_Task instructions_. Filter the records below for the word "this". Copy each line that holds it.

_Material to process_.
______

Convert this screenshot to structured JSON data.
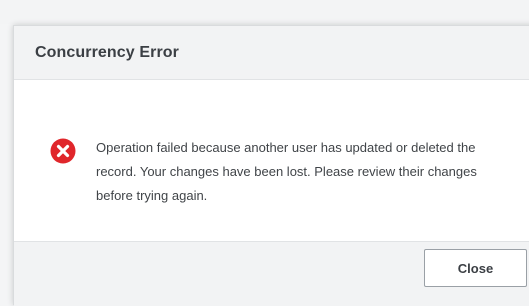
{
  "dialog": {
    "title": "Concurrency Error",
    "icon": "error-circle-x-icon",
    "message": "Operation failed because another user has updated or deleted the record. Your changes have been lost. Please review their changes before trying again.",
    "close_label": "Close"
  },
  "colors": {
    "error_red": "#e0262b",
    "title_text": "#3b3f44",
    "header_bg": "#f2f3f4"
  }
}
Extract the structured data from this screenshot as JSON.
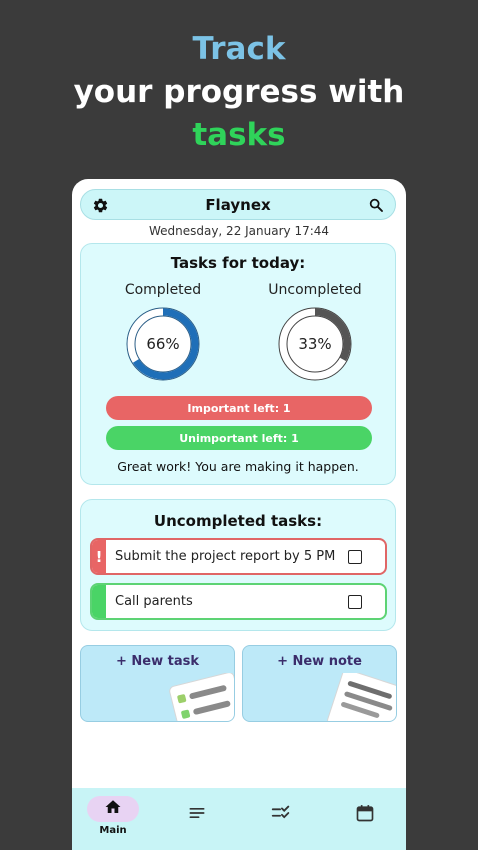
{
  "promo": {
    "line1": "Track",
    "line2": "your progress with",
    "line3": "tasks"
  },
  "colors": {
    "accent_blue": "#7cc3e6",
    "accent_green": "#2fd35a",
    "important_red": "#e86565",
    "unimportant_green": "#4ad466",
    "progress_blue": "#1f6fb8",
    "progress_gray": "#555555"
  },
  "app": {
    "title": "Flaynex",
    "settings_icon": "gear-icon",
    "search_icon": "search-icon",
    "datetime": "Wednesday, 22 January 17:44"
  },
  "today": {
    "title": "Tasks for today:",
    "completed_label": "Completed",
    "completed_pct_text": "66%",
    "completed_fraction": 0.66,
    "uncompleted_label": "Uncompleted",
    "uncompleted_pct_text": "33%",
    "uncompleted_fraction": 0.33,
    "important_left": "Important left: 1",
    "unimportant_left": "Unimportant left: 1",
    "message": "Great work! You are making it happen."
  },
  "uncompleted": {
    "title": "Uncompleted tasks:",
    "important_marker": "!",
    "tasks": [
      {
        "text": "Submit the project report by 5 PM",
        "important": true,
        "done": false
      },
      {
        "text": "Call parents",
        "important": false,
        "done": false
      }
    ]
  },
  "actions": {
    "new_task": "+ New task",
    "new_note": "+ New note"
  },
  "nav": {
    "items": [
      {
        "icon": "home-icon",
        "label": "Main",
        "active": true
      },
      {
        "icon": "notes-list-icon"
      },
      {
        "icon": "task-checklist-icon"
      },
      {
        "icon": "calendar-icon"
      }
    ]
  }
}
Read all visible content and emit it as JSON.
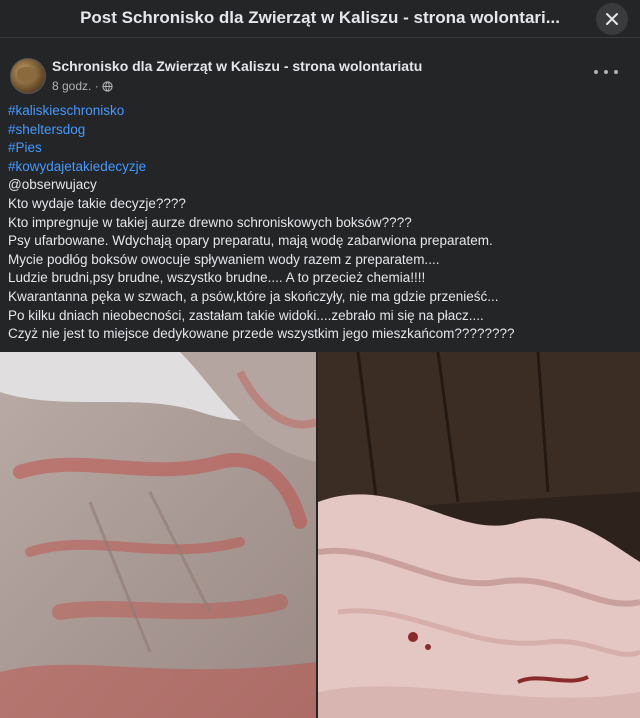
{
  "modal": {
    "title": "Post Schronisko dla Zwierząt w Kaliszu - strona wolontari...",
    "close_icon": "close-icon"
  },
  "post": {
    "author": "Schronisko dla Zwierząt w Kaliszu - strona wolontariatu",
    "time": "8 godz. ·",
    "privacy_icon": "globe-icon",
    "more_icon": "more-options-icon",
    "hashtags": [
      "#kaliskieschronisko",
      "#sheltersdog",
      "#Pies",
      "#kowydajetakiedecyzje"
    ],
    "body_lines": [
      "@obserwujacy",
      "Kto wydaje takie decyzje????",
      "Kto impregnuje w takiej aurze drewno schroniskowych boksów????",
      "Psy ufarbowane. Wdychają opary preparatu, mają wodę zabarwiona preparatem.",
      "Mycie podłóg boksów owocuje spływaniem wody razem z preparatem....",
      "Ludzie brudni,psy brudne, wszystko brudne.... A to przecież chemia!!!!",
      "Kwarantanna pęka w szwach, a psów,które ja skończyły, nie ma gdzie przenieść...",
      "Po kilku dniach nieobecności, zastałam takie widoki....zebrało mi się na płacz....",
      "Czyż nie jest to miejsce dedykowane przede wszystkim jego mieszkańcom????????"
    ],
    "photos": [
      {
        "description_icon": "photo-stained-hand"
      },
      {
        "description_icon": "photo-stained-cloth"
      }
    ]
  },
  "colors": {
    "background": "#242526",
    "text": "#e4e6eb",
    "secondary_text": "#b0b3b8",
    "hashtag": "#4599ff",
    "stain": "#c0504a"
  }
}
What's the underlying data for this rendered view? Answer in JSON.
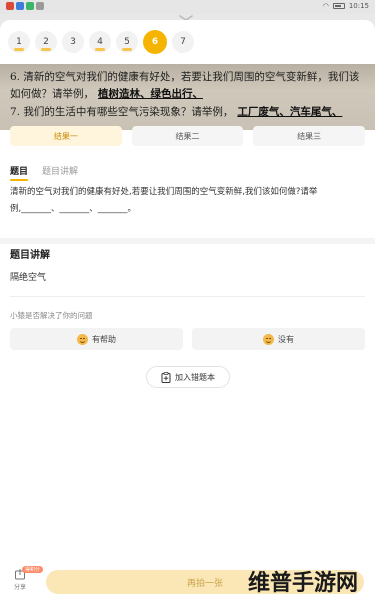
{
  "status_bar": {
    "time": "10:15",
    "app_colors": [
      "#d94a3b",
      "#3b7dd9",
      "#3bb56a",
      "#9a9a9a"
    ]
  },
  "question_nav": [
    {
      "label": "1",
      "state": "done"
    },
    {
      "label": "2",
      "state": "done"
    },
    {
      "label": "3",
      "state": "plain"
    },
    {
      "label": "4",
      "state": "done"
    },
    {
      "label": "5",
      "state": "done"
    },
    {
      "label": "6",
      "state": "active"
    },
    {
      "label": "7",
      "state": "plain"
    }
  ],
  "photo": {
    "line1": "6. 清新的空气对我们的健康有好处，若要让我们周围的空气变新鲜，我们该",
    "line2_print": "如何做？请举例，",
    "line2_hand": "植树造林、绿色出行、",
    "line3_print": "7. 我们的生活中有哪些空气污染现象？请举例，",
    "line3_hand": "工厂废气、汽车尾气、"
  },
  "result_tabs": [
    "结果一",
    "结果二",
    "结果三"
  ],
  "sub_tabs": [
    "题目",
    "题目讲解"
  ],
  "question_text": "清新的空气对我们的健康有好处,若要让我们周围的空气变新鲜,我们该如何做?请举例,_______、_______、_______。",
  "explain": {
    "title": "题目讲解",
    "answer": "隔绝空气"
  },
  "feedback": {
    "question": "小猿是否解决了你的问题",
    "helpful": "有帮助",
    "not_helpful": "没有"
  },
  "add_wrong": "加入错题本",
  "bottom": {
    "share_label": "分享",
    "share_badge": "得积分",
    "retake": "再拍一张"
  },
  "watermark": "维普手游网",
  "colors": {
    "accent": "#f5b400",
    "retake_bg": "#fbe7b6",
    "tab_active_bg": "#fff4dc"
  }
}
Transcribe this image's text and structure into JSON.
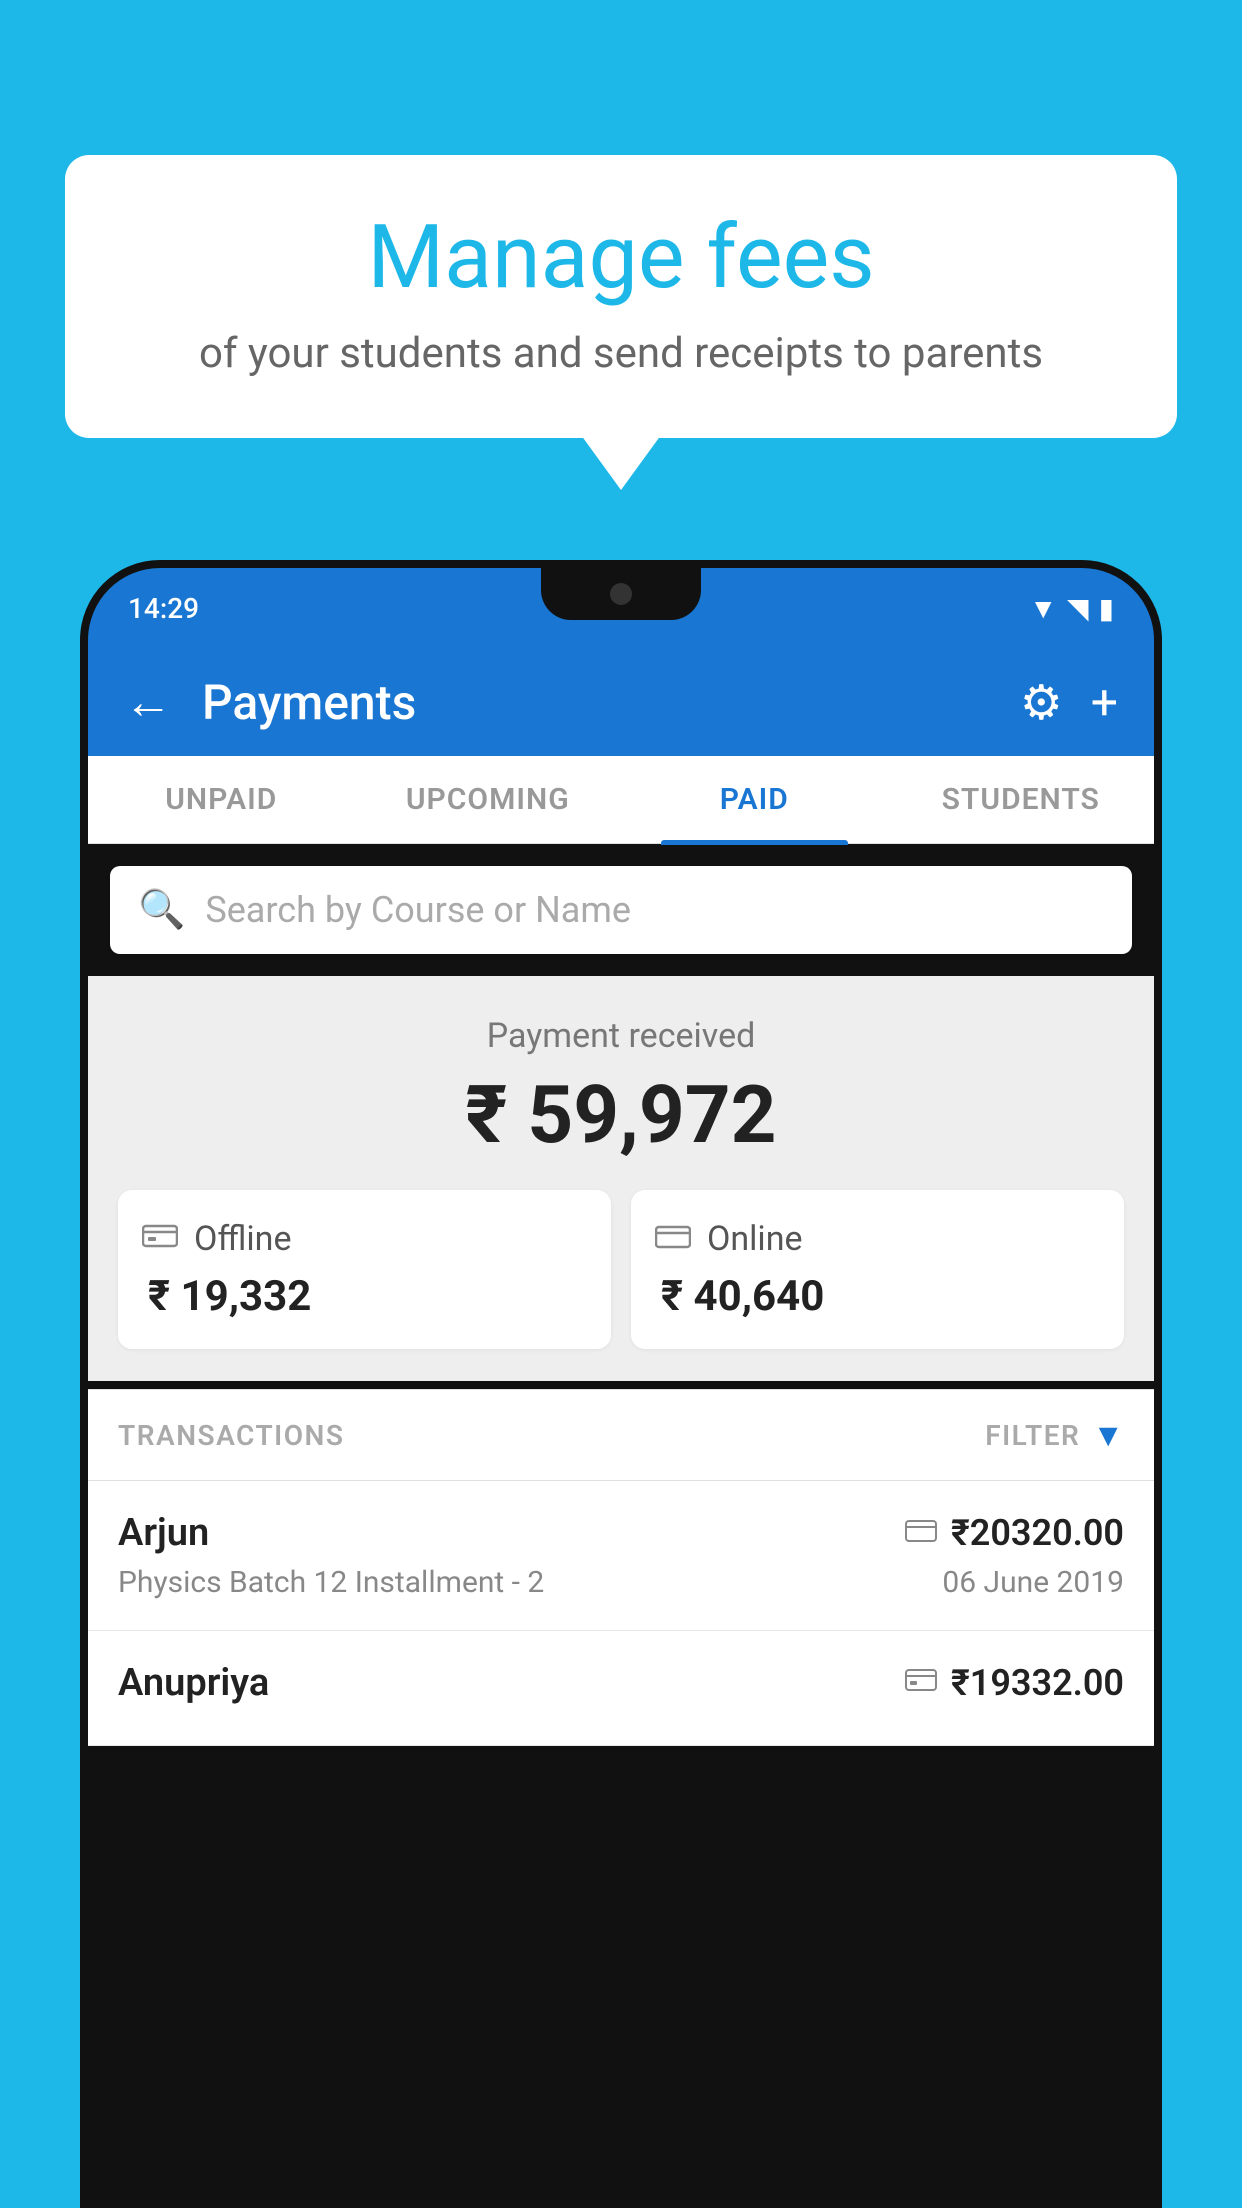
{
  "background_color": "#1DB8E8",
  "bubble": {
    "title": "Manage fees",
    "subtitle": "of your students and send receipts to parents"
  },
  "phone": {
    "status_bar": {
      "time": "14:29",
      "wifi": "▲",
      "signal": "▲",
      "battery": "▮"
    },
    "header": {
      "back_label": "←",
      "title": "Payments",
      "gear_label": "⚙",
      "plus_label": "+"
    },
    "tabs": [
      {
        "label": "UNPAID",
        "active": false
      },
      {
        "label": "UPCOMING",
        "active": false
      },
      {
        "label": "PAID",
        "active": true
      },
      {
        "label": "STUDENTS",
        "active": false
      }
    ],
    "search": {
      "placeholder": "Search by Course or Name"
    },
    "payment_received": {
      "label": "Payment received",
      "amount": "₹ 59,972",
      "offline": {
        "label": "Offline",
        "amount": "₹ 19,332"
      },
      "online": {
        "label": "Online",
        "amount": "₹ 40,640"
      }
    },
    "transactions": {
      "header_label": "TRANSACTIONS",
      "filter_label": "FILTER",
      "items": [
        {
          "name": "Arjun",
          "course": "Physics Batch 12 Installment - 2",
          "amount": "₹20320.00",
          "date": "06 June 2019",
          "icon_type": "card"
        },
        {
          "name": "Anupriya",
          "course": "",
          "amount": "₹19332.00",
          "date": "",
          "icon_type": "cash"
        }
      ]
    }
  }
}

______

_Answer space_.
Convert this screenshot to structured JSON data.
Extract the structured data from this screenshot as JSON.
What's the underlying data for this rendered view? Answer in JSON.
Transcribe this image's text and structure into JSON.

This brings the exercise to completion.